Countless times throughout my life, I have been told to “smile.”

It started when I was little at family events and has continued throughout my life. Those guilty include: my creepy uncle, my elementary and high school principals, teachers, college acquaintances and random people at bars.

What do all of these people have in common? They are always men.

In these circumstances, I’m usually not frowning. I’m just minding my own business wearing a neutral expression and a man orders me to smile.

Nothing takes you aback more than when you’re casually walking passed someone in the hallway and he demands that you smile. Literally, that’s how it happens.

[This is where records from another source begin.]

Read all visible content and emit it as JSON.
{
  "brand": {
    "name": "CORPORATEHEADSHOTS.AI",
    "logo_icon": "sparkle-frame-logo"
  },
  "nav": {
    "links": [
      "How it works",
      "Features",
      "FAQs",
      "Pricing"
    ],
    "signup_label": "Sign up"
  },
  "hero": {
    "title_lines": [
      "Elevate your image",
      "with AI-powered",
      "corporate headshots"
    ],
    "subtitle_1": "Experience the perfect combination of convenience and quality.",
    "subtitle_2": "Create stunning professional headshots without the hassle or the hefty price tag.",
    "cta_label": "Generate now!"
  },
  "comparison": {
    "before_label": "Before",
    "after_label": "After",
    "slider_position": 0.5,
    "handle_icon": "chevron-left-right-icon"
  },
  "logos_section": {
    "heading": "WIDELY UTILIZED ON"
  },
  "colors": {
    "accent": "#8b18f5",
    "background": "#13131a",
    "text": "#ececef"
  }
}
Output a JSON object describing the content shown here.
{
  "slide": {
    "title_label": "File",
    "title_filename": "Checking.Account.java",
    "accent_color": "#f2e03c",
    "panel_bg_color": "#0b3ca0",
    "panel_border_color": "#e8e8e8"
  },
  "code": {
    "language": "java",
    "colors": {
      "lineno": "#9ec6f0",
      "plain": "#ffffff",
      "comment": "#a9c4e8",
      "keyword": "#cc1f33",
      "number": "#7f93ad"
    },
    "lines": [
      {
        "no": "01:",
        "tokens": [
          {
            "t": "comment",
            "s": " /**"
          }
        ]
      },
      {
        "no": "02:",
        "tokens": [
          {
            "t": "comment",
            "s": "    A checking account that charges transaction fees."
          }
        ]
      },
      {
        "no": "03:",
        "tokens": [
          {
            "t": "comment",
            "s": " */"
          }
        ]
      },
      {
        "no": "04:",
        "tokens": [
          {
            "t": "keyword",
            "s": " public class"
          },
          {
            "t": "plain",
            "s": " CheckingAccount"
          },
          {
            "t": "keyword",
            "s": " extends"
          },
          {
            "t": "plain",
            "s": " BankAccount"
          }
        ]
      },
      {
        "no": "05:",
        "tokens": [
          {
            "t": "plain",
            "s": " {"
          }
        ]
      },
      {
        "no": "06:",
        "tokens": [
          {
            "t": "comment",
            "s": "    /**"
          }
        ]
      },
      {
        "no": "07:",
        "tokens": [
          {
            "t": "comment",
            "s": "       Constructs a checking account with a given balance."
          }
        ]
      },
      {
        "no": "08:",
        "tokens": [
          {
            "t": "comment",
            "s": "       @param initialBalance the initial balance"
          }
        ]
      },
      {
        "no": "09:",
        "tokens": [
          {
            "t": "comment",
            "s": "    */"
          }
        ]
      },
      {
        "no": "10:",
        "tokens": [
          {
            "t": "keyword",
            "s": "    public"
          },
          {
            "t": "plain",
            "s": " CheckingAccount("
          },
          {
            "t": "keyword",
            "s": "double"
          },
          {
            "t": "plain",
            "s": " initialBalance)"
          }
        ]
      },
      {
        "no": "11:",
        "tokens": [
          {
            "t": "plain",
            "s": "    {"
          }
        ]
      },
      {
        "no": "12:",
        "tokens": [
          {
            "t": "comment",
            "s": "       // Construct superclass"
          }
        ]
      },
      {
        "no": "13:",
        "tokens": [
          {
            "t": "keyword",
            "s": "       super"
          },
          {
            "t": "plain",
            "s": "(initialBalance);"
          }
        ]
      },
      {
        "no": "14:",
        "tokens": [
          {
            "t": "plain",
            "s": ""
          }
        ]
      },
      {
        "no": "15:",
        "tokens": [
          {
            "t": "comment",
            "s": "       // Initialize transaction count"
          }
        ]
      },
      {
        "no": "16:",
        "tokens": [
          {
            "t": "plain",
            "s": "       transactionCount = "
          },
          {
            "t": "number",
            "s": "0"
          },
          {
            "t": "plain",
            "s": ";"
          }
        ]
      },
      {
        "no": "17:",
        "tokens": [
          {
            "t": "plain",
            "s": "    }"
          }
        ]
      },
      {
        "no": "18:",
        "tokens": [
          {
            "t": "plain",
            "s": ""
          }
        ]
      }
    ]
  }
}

You are heading to your next class and this guy you have never seen before tells you that you need to be smiling.

What’s worse? When you are actually in a bad mood and a guy insists that you smile.

First of all, it’s awkward. You have to attempt to muster up a fake smile to get them to go away when in reality you want to say, “(Insert angry word) off.”

A huge gender stereotype is that women are passive, self-sacrificing individuals. A lady is always good humored. This stereotype reinforces the idea to men that women should always be “nice girls.” And, anyway, someone smiling is always better to view than someone frowning, right?

Well here’s the problem: I’m not an object for your viewing. I’m not going to smile just to make your view better. Asking a woman to do this is asking her to pretend she feels something that she doesn’t. And anyway, it’s just plain rude!

Think about it, guys. Has another guy, or a woman for that matter, come up to you and told you need to be smiling? I’m sure you didn’t respond with: “Oh you’re right, I should be smiling right now. Thank you!”

Because this month is Women’s History Month, I think it is a great time to remind everyone of the struggles women face on a day-to-day basis, whether it be something as serious as sexual assault or something that isn’t as recognizable (like demanding that a woman smile).

Recently, I started a website called Gender University. This site is dedicated to discussing gender issues on college and university campuses. Please visit Gender University to share your experiences related to gender.